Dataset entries
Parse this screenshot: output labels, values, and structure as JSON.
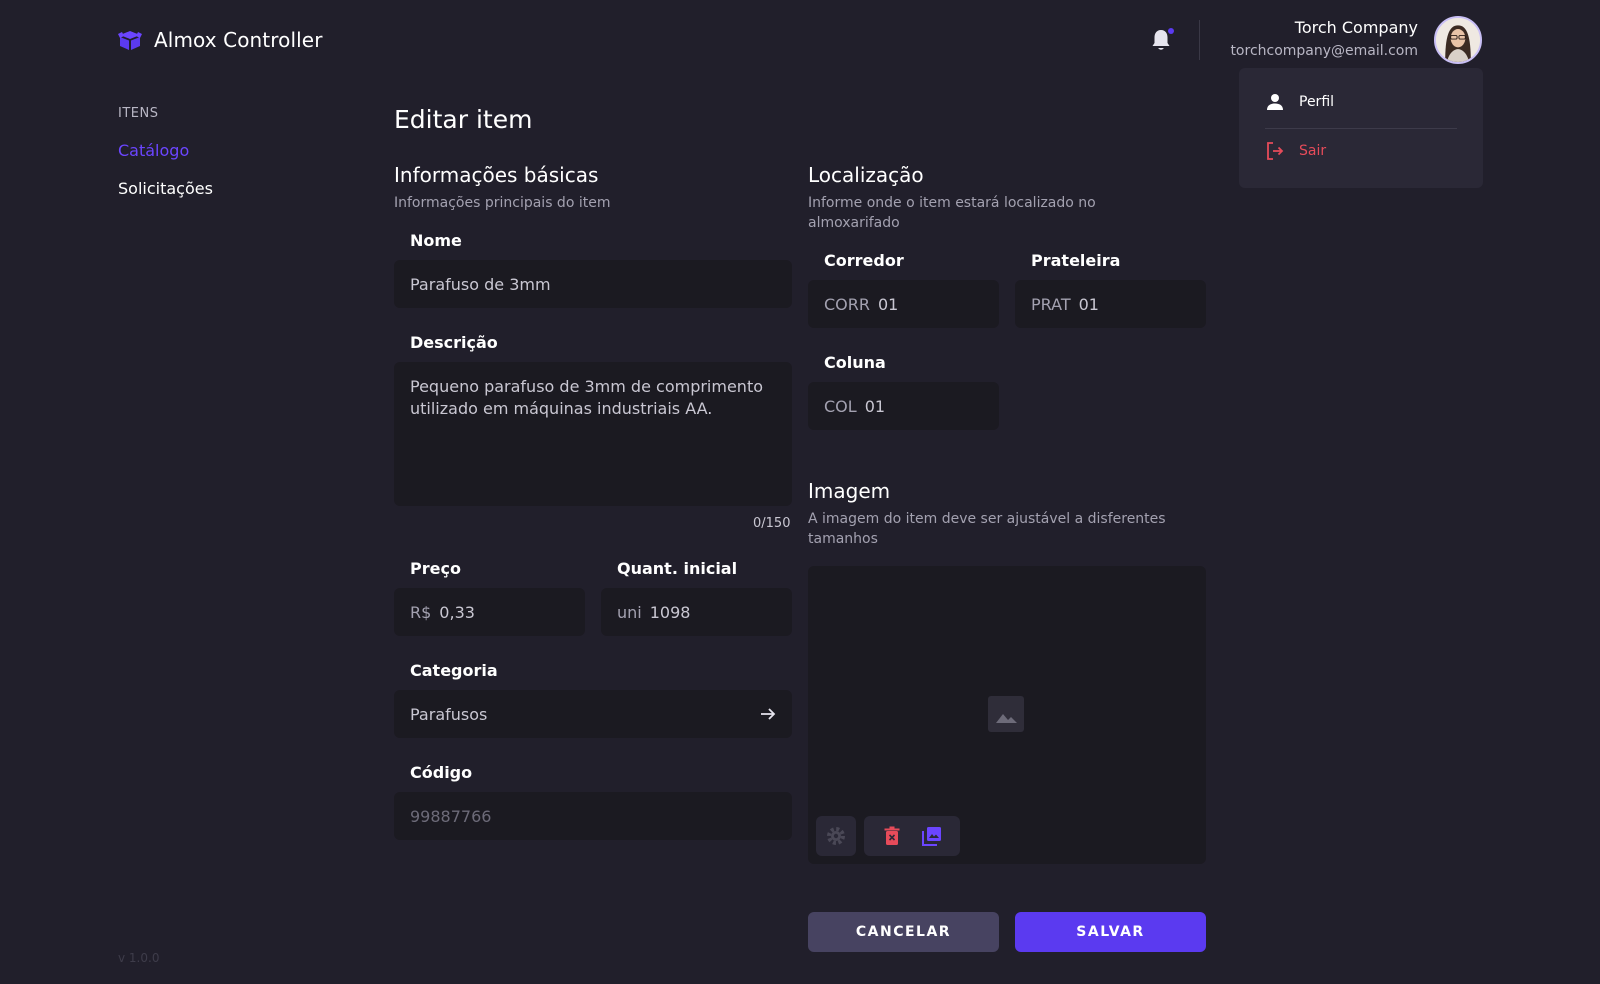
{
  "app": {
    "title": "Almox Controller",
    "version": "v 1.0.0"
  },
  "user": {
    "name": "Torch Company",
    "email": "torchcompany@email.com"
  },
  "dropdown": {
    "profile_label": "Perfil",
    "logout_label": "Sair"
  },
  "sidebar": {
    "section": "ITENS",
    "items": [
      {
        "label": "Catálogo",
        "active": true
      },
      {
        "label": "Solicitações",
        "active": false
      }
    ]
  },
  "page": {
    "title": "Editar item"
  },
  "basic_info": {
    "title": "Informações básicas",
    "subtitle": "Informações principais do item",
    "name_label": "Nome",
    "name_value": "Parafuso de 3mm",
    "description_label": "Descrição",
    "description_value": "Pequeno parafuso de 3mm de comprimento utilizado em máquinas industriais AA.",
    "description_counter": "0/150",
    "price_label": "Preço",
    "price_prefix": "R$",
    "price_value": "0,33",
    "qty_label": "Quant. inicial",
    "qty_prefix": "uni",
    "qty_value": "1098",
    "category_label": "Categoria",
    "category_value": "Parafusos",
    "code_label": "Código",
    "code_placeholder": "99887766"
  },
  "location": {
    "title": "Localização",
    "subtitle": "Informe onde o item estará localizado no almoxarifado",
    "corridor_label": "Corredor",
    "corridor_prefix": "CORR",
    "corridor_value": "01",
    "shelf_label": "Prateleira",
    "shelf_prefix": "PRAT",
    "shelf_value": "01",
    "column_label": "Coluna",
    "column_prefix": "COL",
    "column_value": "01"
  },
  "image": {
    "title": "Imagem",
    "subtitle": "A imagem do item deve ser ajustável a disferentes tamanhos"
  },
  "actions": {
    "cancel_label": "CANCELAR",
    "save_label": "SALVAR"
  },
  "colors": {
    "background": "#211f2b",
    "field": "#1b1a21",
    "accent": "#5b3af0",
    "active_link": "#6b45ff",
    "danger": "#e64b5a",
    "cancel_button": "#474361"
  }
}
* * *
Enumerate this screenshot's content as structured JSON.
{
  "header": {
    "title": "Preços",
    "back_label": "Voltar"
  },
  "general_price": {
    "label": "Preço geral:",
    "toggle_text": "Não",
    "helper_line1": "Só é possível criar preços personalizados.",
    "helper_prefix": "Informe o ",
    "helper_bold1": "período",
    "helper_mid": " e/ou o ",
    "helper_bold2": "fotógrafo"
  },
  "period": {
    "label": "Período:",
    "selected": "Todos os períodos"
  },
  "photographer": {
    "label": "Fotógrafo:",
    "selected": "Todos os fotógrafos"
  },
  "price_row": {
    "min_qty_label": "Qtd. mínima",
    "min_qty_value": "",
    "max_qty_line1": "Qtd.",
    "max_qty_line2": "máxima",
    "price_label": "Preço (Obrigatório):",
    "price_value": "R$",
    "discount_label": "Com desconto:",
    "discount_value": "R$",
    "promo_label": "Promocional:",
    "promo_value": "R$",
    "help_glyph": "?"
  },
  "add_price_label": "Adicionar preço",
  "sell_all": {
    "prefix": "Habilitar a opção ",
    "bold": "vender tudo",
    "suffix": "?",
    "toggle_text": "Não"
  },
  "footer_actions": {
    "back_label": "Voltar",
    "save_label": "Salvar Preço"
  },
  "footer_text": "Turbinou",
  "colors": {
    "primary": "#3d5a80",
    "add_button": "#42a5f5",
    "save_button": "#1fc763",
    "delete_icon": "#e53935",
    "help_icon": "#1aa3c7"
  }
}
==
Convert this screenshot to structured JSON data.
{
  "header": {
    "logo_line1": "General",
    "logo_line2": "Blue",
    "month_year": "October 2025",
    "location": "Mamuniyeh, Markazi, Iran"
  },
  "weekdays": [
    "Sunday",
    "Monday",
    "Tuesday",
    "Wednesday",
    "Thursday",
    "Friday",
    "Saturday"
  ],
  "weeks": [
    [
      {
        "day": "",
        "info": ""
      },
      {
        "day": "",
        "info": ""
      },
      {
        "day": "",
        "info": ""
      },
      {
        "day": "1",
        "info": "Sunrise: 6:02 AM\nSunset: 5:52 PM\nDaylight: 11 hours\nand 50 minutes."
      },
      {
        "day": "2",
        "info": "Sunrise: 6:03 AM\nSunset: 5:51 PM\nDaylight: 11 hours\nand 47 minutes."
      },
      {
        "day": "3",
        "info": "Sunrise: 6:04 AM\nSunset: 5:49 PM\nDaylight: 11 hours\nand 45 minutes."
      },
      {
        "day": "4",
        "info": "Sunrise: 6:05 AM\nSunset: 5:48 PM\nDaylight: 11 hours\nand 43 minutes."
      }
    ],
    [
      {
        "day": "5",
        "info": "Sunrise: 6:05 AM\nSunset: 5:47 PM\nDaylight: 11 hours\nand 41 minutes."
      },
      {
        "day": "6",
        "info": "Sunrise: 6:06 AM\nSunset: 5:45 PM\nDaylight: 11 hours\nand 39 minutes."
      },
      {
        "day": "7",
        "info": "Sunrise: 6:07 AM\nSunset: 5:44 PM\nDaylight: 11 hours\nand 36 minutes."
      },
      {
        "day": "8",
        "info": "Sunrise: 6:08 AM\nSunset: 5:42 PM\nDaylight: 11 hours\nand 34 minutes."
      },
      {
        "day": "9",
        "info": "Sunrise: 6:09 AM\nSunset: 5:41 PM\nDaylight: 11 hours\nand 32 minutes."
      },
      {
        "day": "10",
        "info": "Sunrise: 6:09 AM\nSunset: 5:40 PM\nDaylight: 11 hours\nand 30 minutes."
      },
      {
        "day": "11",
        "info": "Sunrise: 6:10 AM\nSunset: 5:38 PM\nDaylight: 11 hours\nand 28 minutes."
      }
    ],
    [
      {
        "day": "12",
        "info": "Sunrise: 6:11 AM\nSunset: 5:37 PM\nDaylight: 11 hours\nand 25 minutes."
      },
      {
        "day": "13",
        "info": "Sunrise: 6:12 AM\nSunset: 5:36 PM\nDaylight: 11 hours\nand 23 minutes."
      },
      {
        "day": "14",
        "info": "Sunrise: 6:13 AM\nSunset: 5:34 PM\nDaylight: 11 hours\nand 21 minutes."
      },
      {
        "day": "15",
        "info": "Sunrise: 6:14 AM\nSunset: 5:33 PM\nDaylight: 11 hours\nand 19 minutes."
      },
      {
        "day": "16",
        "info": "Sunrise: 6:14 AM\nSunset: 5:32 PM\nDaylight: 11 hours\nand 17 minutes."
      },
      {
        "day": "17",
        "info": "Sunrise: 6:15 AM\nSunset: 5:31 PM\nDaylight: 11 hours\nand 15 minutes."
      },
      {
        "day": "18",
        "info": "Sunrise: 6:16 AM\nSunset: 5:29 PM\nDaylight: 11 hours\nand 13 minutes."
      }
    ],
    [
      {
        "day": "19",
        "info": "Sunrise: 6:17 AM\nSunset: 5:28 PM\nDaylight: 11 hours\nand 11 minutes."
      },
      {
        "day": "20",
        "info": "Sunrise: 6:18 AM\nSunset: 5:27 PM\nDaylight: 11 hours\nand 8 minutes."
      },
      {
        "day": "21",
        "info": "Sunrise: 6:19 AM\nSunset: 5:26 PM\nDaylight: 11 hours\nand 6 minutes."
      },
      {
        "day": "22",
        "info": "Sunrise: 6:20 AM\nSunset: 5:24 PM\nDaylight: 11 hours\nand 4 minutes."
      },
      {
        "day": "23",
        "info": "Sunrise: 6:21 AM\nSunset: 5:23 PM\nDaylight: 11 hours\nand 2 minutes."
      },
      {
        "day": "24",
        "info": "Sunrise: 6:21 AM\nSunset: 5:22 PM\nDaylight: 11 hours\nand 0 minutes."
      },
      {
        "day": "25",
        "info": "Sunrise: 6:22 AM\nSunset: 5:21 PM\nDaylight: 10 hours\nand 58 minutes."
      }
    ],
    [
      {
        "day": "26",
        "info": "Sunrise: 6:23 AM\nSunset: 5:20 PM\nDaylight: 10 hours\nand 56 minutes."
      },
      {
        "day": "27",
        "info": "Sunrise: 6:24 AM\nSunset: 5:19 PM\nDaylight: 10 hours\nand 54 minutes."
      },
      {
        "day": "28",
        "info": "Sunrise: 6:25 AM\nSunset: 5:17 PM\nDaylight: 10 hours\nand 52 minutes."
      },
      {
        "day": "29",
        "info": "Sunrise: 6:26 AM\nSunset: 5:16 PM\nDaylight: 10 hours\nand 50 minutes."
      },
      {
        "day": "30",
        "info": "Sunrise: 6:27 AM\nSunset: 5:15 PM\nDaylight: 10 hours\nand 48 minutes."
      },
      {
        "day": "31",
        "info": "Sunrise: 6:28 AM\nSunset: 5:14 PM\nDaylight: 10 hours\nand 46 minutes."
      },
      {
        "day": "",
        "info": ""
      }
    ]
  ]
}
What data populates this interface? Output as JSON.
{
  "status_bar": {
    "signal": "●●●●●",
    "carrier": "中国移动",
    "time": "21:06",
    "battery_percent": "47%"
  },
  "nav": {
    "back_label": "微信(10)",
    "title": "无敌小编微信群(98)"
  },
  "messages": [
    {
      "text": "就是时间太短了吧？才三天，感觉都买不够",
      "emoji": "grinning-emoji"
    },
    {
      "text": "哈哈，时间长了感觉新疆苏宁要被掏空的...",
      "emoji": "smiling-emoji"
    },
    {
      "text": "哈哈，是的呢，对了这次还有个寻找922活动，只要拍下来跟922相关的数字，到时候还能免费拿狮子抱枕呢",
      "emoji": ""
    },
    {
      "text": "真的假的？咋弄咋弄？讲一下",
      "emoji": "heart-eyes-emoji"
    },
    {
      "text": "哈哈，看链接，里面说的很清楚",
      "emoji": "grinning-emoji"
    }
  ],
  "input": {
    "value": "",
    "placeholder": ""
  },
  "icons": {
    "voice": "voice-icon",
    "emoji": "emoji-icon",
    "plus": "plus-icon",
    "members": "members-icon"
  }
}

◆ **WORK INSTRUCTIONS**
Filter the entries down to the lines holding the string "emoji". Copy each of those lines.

◆ **WRITTEN REPLY**
      "emoji": "grinning-emoji"
      "emoji": "smiling-emoji"
      "emoji": ""
      "emoji": "heart-eyes-emoji"
      "emoji": "grinning-emoji"
    "emoji": "emoji-icon",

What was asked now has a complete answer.